**Task input:**

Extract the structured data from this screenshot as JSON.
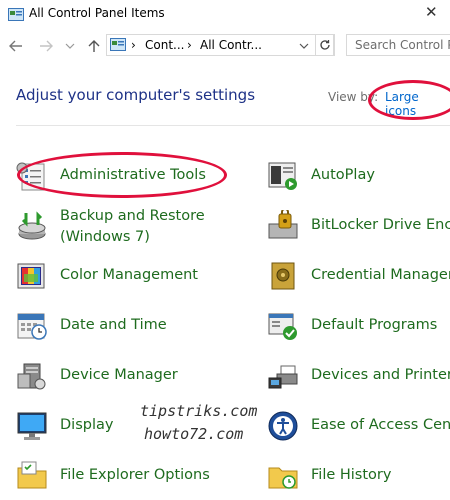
{
  "window": {
    "title": "All Control Panel Items"
  },
  "address_bar": {
    "segments": [
      "Cont...",
      "All Contr..."
    ]
  },
  "search": {
    "placeholder": "Search Control Pa"
  },
  "header": {
    "title": "Adjust your computer's settings",
    "view_by_label": "View by:",
    "view_by_value": "Large icons"
  },
  "items_left": [
    {
      "label": "Administrative Tools",
      "icon": "admin-tools-icon"
    },
    {
      "label_line1": "Backup and Restore",
      "label_line2": "(Windows 7)",
      "icon": "backup-restore-icon"
    },
    {
      "label": "Color Management",
      "icon": "color-management-icon"
    },
    {
      "label": "Date and Time",
      "icon": "date-time-icon"
    },
    {
      "label": "Device Manager",
      "icon": "device-manager-icon"
    },
    {
      "label": "Display",
      "icon": "display-icon"
    },
    {
      "label": "File Explorer Options",
      "icon": "file-explorer-options-icon"
    }
  ],
  "items_right": [
    {
      "label": "AutoPlay",
      "icon": "autoplay-icon"
    },
    {
      "label": "BitLocker Drive Encr",
      "icon": "bitlocker-icon"
    },
    {
      "label": "Credential Manager",
      "icon": "credential-manager-icon"
    },
    {
      "label": "Default Programs",
      "icon": "default-programs-icon"
    },
    {
      "label": "Devices and Printers",
      "icon": "devices-printers-icon"
    },
    {
      "label": "Ease of Access Cente",
      "icon": "ease-of-access-icon"
    },
    {
      "label": "File History",
      "icon": "file-history-icon"
    }
  ],
  "watermark": {
    "line1": "tipstriks.com",
    "line2": "howto72.com"
  },
  "colors": {
    "link_green": "#1e6b1e",
    "heading_blue": "#1e3287",
    "annotation_red": "#e0103c",
    "view_link": "#0066cc"
  }
}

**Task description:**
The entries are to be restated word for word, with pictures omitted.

**Response:**
Extract the structured data from this screenshot as JSON.
{
  "window": {
    "title": "All Control Panel Items"
  },
  "address_bar": {
    "segments": [
      "Cont...",
      "All Contr..."
    ]
  },
  "search": {
    "placeholder": "Search Control Pa"
  },
  "header": {
    "title": "Adjust your computer's settings",
    "view_by_label": "View by:",
    "view_by_value": "Large icons"
  },
  "items_left": [
    {
      "label": "Administrative Tools",
      "icon": "admin-tools-icon"
    },
    {
      "label_line1": "Backup and Restore",
      "label_line2": "(Windows 7)",
      "icon": "backup-restore-icon"
    },
    {
      "label": "Color Management",
      "icon": "color-management-icon"
    },
    {
      "label": "Date and Time",
      "icon": "date-time-icon"
    },
    {
      "label": "Device Manager",
      "icon": "device-manager-icon"
    },
    {
      "label": "Display",
      "icon": "display-icon"
    },
    {
      "label": "File Explorer Options",
      "icon": "file-explorer-options-icon"
    }
  ],
  "items_right": [
    {
      "label": "AutoPlay",
      "icon": "autoplay-icon"
    },
    {
      "label": "BitLocker Drive Encr",
      "icon": "bitlocker-icon"
    },
    {
      "label": "Credential Manager",
      "icon": "credential-manager-icon"
    },
    {
      "label": "Default Programs",
      "icon": "default-programs-icon"
    },
    {
      "label": "Devices and Printers",
      "icon": "devices-printers-icon"
    },
    {
      "label": "Ease of Access Cente",
      "icon": "ease-of-access-icon"
    },
    {
      "label": "File History",
      "icon": "file-history-icon"
    }
  ],
  "watermark": {
    "line1": "tipstriks.com",
    "line2": "howto72.com"
  },
  "colors": {
    "link_green": "#1e6b1e",
    "heading_blue": "#1e3287",
    "annotation_red": "#e0103c",
    "view_link": "#0066cc"
  }
}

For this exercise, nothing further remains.